*INSTRUCTIONS FOR THE TASK*: Each line shown below should be copied exactly.

START SUPPLIED INFORMATION

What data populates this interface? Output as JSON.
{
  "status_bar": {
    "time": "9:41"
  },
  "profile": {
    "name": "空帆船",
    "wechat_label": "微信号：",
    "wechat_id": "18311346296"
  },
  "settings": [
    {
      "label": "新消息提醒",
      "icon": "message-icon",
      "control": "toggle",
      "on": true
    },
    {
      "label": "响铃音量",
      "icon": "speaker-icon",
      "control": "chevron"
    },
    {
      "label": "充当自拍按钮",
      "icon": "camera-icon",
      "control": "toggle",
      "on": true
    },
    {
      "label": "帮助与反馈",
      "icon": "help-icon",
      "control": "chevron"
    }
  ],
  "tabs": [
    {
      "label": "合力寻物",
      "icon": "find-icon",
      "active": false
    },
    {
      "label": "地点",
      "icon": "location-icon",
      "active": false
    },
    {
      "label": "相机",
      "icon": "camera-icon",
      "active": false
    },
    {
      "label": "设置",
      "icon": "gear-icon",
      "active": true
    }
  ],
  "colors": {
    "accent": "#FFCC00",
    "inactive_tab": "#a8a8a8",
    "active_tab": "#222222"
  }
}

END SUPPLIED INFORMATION

*WRITTEN RESPONSE*:
What data populates this interface? Output as JSON.
{
  "status_bar": {
    "time": "9:41"
  },
  "profile": {
    "name": "空帆船",
    "wechat_label": "微信号：",
    "wechat_id": "18311346296"
  },
  "settings": [
    {
      "label": "新消息提醒",
      "icon": "message-icon",
      "control": "toggle",
      "on": true
    },
    {
      "label": "响铃音量",
      "icon": "speaker-icon",
      "control": "chevron"
    },
    {
      "label": "充当自拍按钮",
      "icon": "camera-icon",
      "control": "toggle",
      "on": true
    },
    {
      "label": "帮助与反馈",
      "icon": "help-icon",
      "control": "chevron"
    }
  ],
  "tabs": [
    {
      "label": "合力寻物",
      "icon": "find-icon",
      "active": false
    },
    {
      "label": "地点",
      "icon": "location-icon",
      "active": false
    },
    {
      "label": "相机",
      "icon": "camera-icon",
      "active": false
    },
    {
      "label": "设置",
      "icon": "gear-icon",
      "active": true
    }
  ],
  "colors": {
    "accent": "#FFCC00",
    "inactive_tab": "#a8a8a8",
    "active_tab": "#222222"
  }
}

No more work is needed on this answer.